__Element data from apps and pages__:
Start of Block
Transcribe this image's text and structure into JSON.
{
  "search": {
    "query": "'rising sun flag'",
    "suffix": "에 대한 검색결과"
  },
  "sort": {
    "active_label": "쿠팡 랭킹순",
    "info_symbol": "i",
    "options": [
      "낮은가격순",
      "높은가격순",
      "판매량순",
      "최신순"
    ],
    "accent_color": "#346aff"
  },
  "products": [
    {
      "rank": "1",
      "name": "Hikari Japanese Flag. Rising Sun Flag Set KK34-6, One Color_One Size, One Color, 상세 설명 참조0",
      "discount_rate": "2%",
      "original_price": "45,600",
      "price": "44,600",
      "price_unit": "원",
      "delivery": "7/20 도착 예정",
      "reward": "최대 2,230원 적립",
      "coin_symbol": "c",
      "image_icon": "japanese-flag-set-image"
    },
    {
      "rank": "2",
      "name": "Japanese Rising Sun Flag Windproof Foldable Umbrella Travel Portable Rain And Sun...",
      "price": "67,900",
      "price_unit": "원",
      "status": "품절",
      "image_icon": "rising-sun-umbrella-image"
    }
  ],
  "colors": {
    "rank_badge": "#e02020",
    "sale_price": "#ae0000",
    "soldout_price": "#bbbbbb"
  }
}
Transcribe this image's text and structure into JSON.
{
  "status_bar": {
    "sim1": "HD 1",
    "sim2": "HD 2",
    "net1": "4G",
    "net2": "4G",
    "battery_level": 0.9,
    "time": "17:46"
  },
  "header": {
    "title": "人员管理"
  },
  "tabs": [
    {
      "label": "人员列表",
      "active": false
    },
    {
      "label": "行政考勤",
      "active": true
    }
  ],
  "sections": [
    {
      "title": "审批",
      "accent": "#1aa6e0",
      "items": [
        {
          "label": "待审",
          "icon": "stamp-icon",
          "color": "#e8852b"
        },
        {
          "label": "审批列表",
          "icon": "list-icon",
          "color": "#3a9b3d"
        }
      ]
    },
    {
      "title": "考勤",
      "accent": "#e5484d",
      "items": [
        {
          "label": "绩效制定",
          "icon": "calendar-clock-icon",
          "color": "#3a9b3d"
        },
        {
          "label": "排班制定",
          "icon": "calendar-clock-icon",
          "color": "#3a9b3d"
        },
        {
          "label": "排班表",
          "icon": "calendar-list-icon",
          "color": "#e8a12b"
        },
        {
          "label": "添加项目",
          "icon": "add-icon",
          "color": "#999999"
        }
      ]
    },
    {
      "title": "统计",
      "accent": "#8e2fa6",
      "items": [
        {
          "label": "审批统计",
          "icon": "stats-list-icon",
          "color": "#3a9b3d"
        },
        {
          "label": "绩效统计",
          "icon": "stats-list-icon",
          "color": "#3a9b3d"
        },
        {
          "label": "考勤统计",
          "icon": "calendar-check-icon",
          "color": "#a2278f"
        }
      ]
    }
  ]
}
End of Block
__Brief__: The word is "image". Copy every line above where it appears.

__Task response__:
Transcribe this image's text and structure into JSON.
      "image_icon": "japanese-flag-set-image"
      "image_icon": "rising-sun-umbrella-image"
Transcribe this image's text and structure into JSON.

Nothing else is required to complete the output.